■ Try it
Count, in the listing that follows, every line containing the word "Letters". Give the number by itself.

■ Exercise data
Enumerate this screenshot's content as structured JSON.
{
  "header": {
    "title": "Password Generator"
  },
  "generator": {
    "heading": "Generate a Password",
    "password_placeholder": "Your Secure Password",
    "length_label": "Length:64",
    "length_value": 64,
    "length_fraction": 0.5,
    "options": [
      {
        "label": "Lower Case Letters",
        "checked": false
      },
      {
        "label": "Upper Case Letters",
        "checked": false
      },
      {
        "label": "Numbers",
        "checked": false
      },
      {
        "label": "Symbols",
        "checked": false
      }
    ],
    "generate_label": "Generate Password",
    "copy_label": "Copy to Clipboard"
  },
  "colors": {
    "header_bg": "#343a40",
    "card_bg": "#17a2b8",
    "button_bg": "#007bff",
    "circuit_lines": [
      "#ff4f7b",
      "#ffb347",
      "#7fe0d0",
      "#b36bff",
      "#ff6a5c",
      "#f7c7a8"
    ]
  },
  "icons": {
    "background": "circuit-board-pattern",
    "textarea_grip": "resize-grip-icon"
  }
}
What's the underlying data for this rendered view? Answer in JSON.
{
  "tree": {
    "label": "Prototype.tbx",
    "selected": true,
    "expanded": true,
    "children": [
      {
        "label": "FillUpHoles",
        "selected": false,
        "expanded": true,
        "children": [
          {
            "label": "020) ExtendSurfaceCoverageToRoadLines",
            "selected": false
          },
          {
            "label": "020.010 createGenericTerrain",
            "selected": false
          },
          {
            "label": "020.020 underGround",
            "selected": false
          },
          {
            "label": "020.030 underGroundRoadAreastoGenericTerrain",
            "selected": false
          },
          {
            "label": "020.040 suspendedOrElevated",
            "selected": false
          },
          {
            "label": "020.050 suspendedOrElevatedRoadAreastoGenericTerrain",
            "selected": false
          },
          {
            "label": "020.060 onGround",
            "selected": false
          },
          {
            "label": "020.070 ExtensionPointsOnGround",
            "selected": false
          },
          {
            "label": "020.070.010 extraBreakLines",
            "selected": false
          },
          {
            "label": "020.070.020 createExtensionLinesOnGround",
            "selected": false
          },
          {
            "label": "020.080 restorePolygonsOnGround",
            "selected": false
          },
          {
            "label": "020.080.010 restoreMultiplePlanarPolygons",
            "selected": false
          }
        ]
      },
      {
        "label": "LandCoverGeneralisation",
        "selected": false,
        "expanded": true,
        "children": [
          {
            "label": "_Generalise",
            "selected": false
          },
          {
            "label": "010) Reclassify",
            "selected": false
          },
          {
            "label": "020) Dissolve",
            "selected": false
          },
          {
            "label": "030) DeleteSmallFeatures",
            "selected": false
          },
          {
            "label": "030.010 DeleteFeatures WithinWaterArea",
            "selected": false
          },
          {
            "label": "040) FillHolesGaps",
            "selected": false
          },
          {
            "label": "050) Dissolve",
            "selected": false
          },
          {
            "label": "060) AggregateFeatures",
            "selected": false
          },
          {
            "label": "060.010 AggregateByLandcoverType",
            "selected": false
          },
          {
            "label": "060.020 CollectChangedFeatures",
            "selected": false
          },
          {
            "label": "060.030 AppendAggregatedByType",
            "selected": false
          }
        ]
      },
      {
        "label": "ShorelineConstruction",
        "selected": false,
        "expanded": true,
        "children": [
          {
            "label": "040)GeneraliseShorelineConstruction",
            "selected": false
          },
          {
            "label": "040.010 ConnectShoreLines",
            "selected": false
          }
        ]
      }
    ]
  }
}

■ Solution
2